▸ Extracted records
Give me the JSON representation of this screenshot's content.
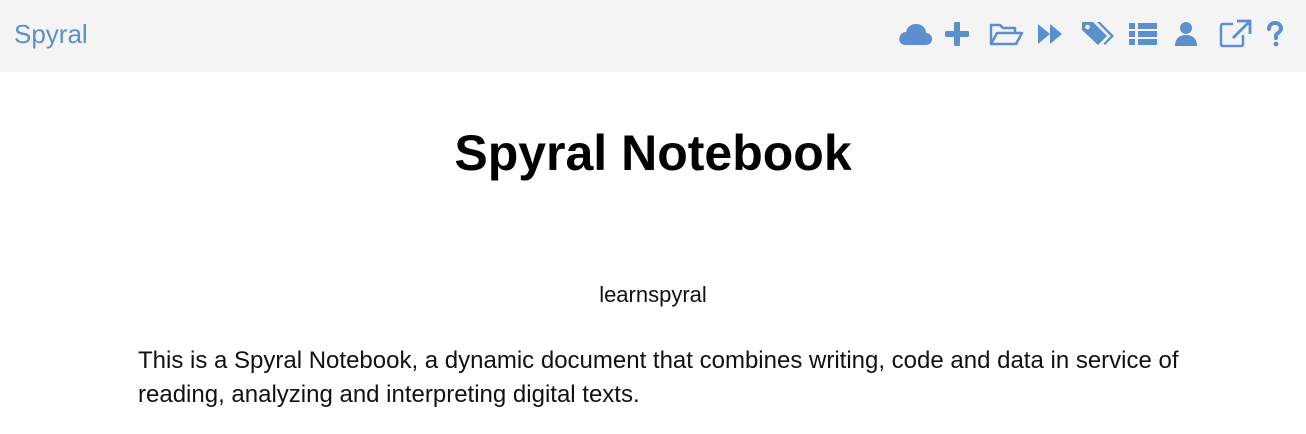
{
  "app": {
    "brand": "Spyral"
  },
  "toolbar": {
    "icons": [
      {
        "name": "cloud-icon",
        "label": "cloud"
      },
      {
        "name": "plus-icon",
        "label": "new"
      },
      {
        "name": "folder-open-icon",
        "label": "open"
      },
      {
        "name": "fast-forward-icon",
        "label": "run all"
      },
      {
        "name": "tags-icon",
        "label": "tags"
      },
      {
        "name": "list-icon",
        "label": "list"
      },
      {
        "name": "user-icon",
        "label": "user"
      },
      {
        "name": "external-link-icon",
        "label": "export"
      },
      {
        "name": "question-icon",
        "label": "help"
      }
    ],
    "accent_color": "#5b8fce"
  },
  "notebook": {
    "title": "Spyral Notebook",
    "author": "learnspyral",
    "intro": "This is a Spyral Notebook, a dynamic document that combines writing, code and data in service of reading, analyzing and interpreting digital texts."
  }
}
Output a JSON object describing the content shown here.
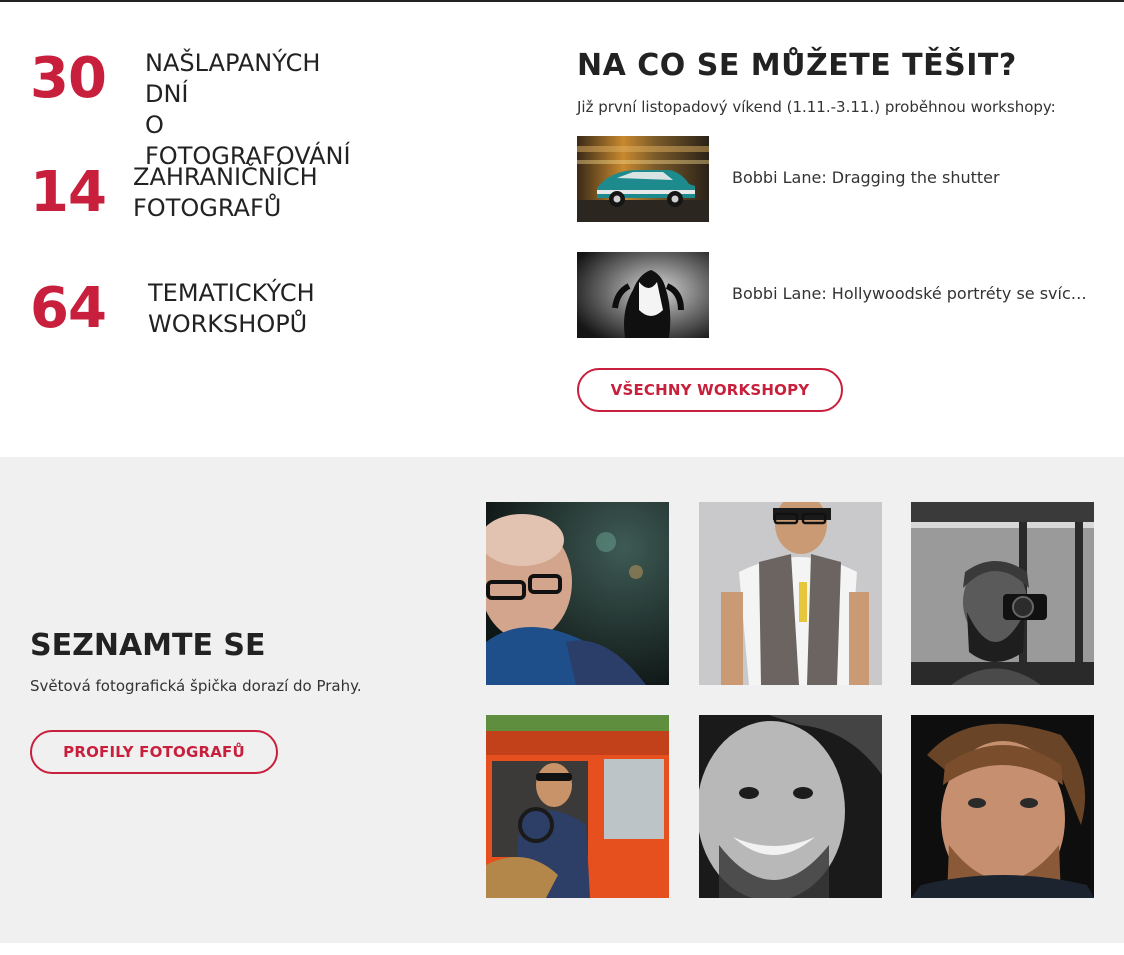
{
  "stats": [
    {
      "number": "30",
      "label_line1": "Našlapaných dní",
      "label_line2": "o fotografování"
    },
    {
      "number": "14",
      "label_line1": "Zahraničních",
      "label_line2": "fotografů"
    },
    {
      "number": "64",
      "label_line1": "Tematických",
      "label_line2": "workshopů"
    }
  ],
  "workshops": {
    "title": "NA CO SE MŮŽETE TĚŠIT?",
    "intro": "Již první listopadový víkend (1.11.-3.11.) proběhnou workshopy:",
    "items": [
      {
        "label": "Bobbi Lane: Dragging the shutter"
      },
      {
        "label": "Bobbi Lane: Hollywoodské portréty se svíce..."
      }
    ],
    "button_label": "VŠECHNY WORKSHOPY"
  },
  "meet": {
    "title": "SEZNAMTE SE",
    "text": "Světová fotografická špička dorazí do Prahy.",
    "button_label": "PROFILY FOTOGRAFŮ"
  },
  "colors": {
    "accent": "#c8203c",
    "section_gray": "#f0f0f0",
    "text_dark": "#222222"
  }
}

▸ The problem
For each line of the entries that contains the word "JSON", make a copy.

▸ Output for this task
Give me the JSON representation of this screenshot's content.
Output a JSON object describing the content shown here.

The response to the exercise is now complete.